    What does this list mean? Does it signify the level of influence these listees exert among teh muslims? or the extent of influence these people exert in teh world affairs? This is just a wholly bogus list. What influence doe sthat actor from Daily show exert on muslims in the US even? Other than garnering a few laughs during his appearance on the show what is his influence. The same goes for the two people form ISNA and CAIR. I bet you that their names are not even recognized for anything among the 2.3 million US muslims even, let alone influencing them to do anything. The world famous economist whose name slips me, perhaps has great influence within his corporeation but mighty little elesewhere, let alone influencing the muslims in the US. One name I would have thought would have influence, albeit a few years ago is Louis Farrakhan, whether you agree with him philosophically or otherwise.

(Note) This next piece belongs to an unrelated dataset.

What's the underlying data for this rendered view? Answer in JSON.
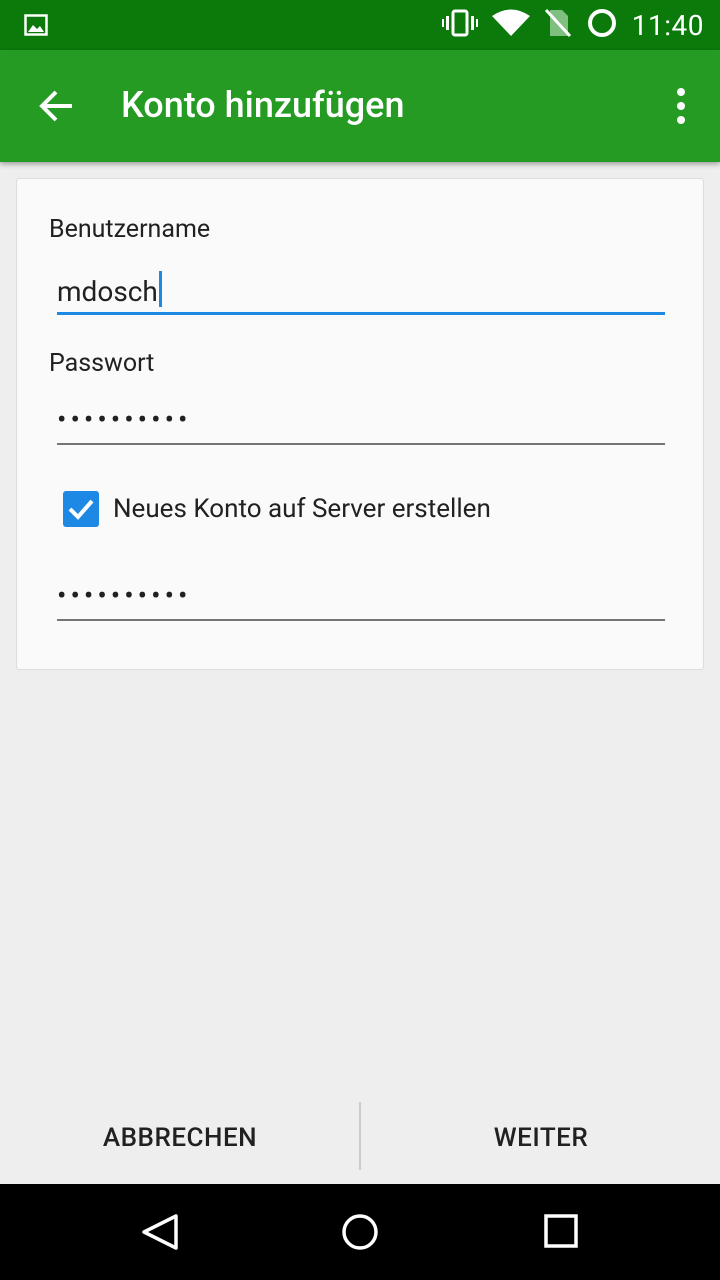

    These lists are totally bogus and without merit. Coming to Fatima’s progeny, she and her husband Ali were rejected by teh vast majority of muslime right on heels of MOs death and you think anybody gives a crap about that guy with 20 names. No sir.

  • WmarkW

    How many American would be on the list of world’s most influential ethnic Africans, of which Americans are about 5% of the worldwide population?

    It goes to show that contrary to what people say about it being oppressive, nothing has done more than Western Civilization to uplift people, especially those whose ancestry is from outside of it.